Why Do Companies Need a Human Resources Department?
In order to understand the vitality of the Human Resource department in an organization one must first understand what the Human Resource department is about.
Human resource management (HRM), or human resource development, entails planning, implementing, and managing recruitment, as well as selection, training, career, and organizational development initiatives within an organization. The goal of HRM is to maximize the productivity of an organization by optimizing the effectiveness of its employees while simultaneously improving the work life of employees and treating employees as valuable resources. Consequently, HRM ...view middle of the document...
“Owing to the small size of the organisation, the motivation and morale of each employee has a direct and visible influence on the productivity of the organization […] lack of attention by owner-managers in developing and formalising HRM systems may create barriers to organisational growth […] Lack of a formal policy often leads to ad-hoc and uncoordinated management of human resources and loss of valuable time of the owner-manager in resolving similar/routine issues on a case-by-case basis. They also found an inverse relationship between the extent of involvement of the owner-manager in managing human resources and the existence of a formal HRM policy ” (Singh and Vohra).
The Case for HRM
Human Resource Management is one of the key components of many organizations and deals with every company’s most important resource, their people. There is agreement that it can do this by effective talent management, helping with change management, influencing business strategy, and a host of other high-value-added activities that impact organizational effectiveness. “[H]uman resource management policies can represent a significant source of competitive advantage because they allow a firm to locate and develop employees who are more effective than those of competitors. Superior employees create superiority both in primary value chain activities (such as managing inbound logistics) and in support activities (such as development of a high-quality infrastructure). Porter thus posits strong interactions between the quality of a firm’s human resource management practices and its sources of advantage in competitive markets” (Koch and McGrath 1996).
There have also been many studies done on the improvement in productivity, creativity, job satisfaction, etc. of diverse workforces vs homogenous workforces. “We have reviewed six ways in which the presence of cultural diversity and its effective management can yield a competitive advantage. Organizations wishing to maximize the benefits and minimize the drawbacks of diversity, in terms of workgroup cohesiveness, interpersonal conflict, turnover, and coherent action on major organizational goals, must creat "multicultural" organizations. The typical organization of the past has been either monolithic (homogeneous membership with a culture dominated by one cultural group) or plural (obstensively diverse membership but still culturally monolithic and without valuing and using differences to benefit the organization). By contrast, the multicultural organization is one where members of nontraditional backgrounds can contribute and achieve to their fullest potential” (Cox and Blake).

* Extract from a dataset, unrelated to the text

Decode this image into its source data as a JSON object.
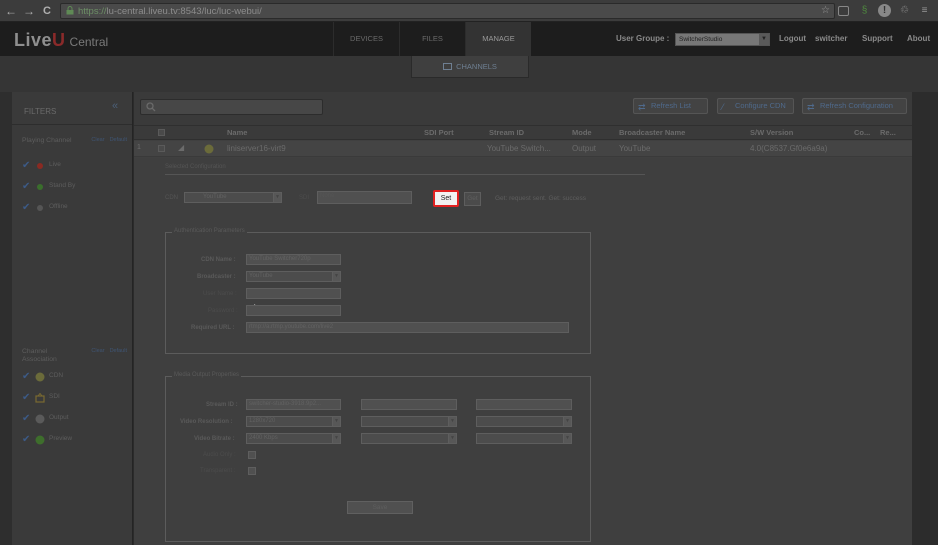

Human resource managers themselves are an important and desirable commodity with a median pay of $99,180 per year and about average expected job growth of 13%.
Human-Resource Management performs 5 key functions:
2) Compensation & Benefits
3) Evaluation and Management (Appraisals / Trainings / Work enhancement...